He said that he was disappointed that Clinton did not give a concession speech but agreed that Trump needed to mend fences.

“(Trump’s) got to do his own thing of reaching out to (Clinton’s) supporters.”

Referencing the UK’s “Brexit” vote to leave the European Union, which “translated strongly here,” he said that he had no fear that his candidate would lose.

“There is a hidden vote,” he said, which led to people not voicing their true voting intentions to pollsters in case they were perceived as sexist, racist or homophobic.

West coast protests

On the West Coast, small groups of protesters gathered in urban areas. In California, which voted overwhelmingly for Hillary Clinton, a small group took to downtown Los Angeles to voice its dissent, but numbers never threatened to swell.

In the hours immediately following Trump’s victory speech, television footage showed a group of dozens of protesters walking along an Oakland road at around 1 a.m. (4 a.m. ET).

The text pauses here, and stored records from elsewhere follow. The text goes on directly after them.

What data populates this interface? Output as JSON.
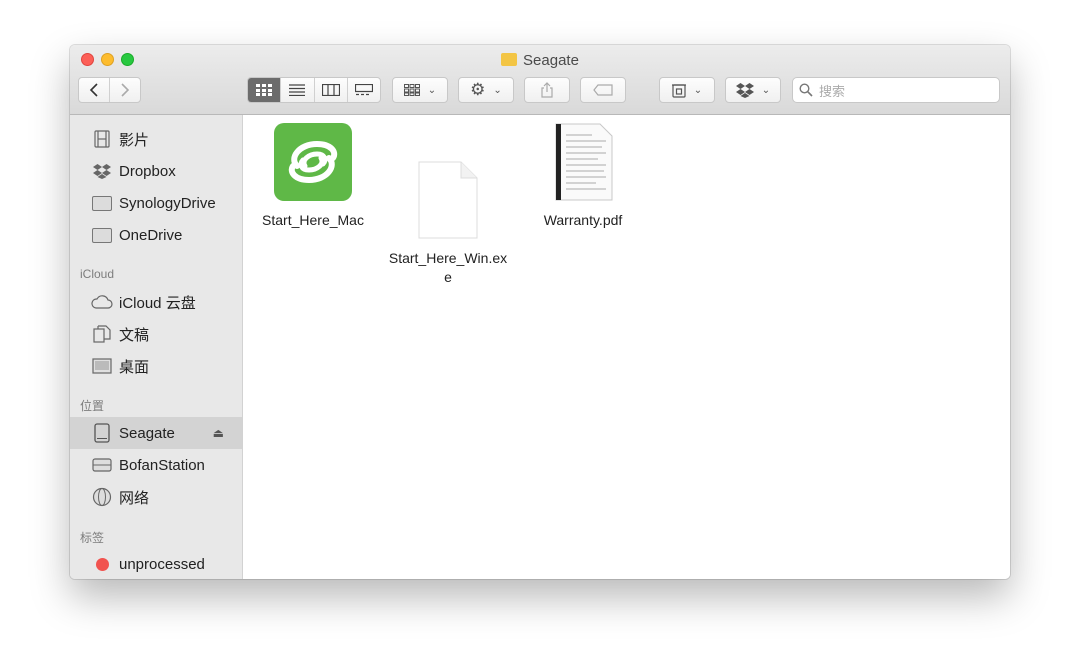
{
  "window": {
    "title": "Seagate"
  },
  "toolbar": {
    "search_placeholder": "搜索",
    "icons": [
      "back-icon",
      "forward-icon",
      "icon-view-icon",
      "list-view-icon",
      "column-view-icon",
      "gallery-view-icon",
      "group-icon",
      "gear-icon",
      "share-icon",
      "tag-icon",
      "archive-icon",
      "dropbox-icon",
      "search-icon"
    ]
  },
  "sidebar": {
    "items_top": [
      {
        "label": "影片",
        "icon": "film-icon"
      },
      {
        "label": "Dropbox",
        "icon": "dropbox-icon"
      },
      {
        "label": "SynologyDrive",
        "icon": "folder-icon"
      },
      {
        "label": "OneDrive",
        "icon": "folder-icon"
      }
    ],
    "icloud_header": "iCloud",
    "icloud_items": [
      {
        "label": "iCloud 云盘",
        "icon": "cloud-icon"
      },
      {
        "label": "文稿",
        "icon": "document-icon"
      },
      {
        "label": "桌面",
        "icon": "desktop-icon"
      }
    ],
    "locations_header": "位置",
    "locations_items": [
      {
        "label": "Seagate",
        "icon": "drive-icon",
        "selected": true
      },
      {
        "label": "BofanStation",
        "icon": "server-icon"
      },
      {
        "label": "网络",
        "icon": "network-icon"
      }
    ],
    "tags_header": "标签",
    "tags_items": [
      {
        "label": "unprocessed",
        "color": "#f1534f"
      }
    ]
  },
  "files": [
    {
      "name": "Start_Here_Mac",
      "icon": "seagate-app-icon"
    },
    {
      "name": "Start_Here_Win.ex\ne",
      "icon": "blank-document-icon"
    },
    {
      "name": "Warranty.pdf",
      "icon": "pdf-document-icon"
    }
  ],
  "colors": {
    "seagate_green": "#5fb847",
    "tag_red": "#f1534f",
    "selected_row": "#d3d3d3"
  }
}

Images and footage shared on social media showed dumpster fires on what was described in a tweet as a stretch of Broadway, from 14th to 20th streets in the city.

A handful of angry voters also took to the streets of Portland, Oregon, and Seattle.

Twitter users attempted to rally opponents of the divisive President-elect in a number of cities across the US for further rallies Wednesday, including Chicago, Washington, Los Angeles and New York.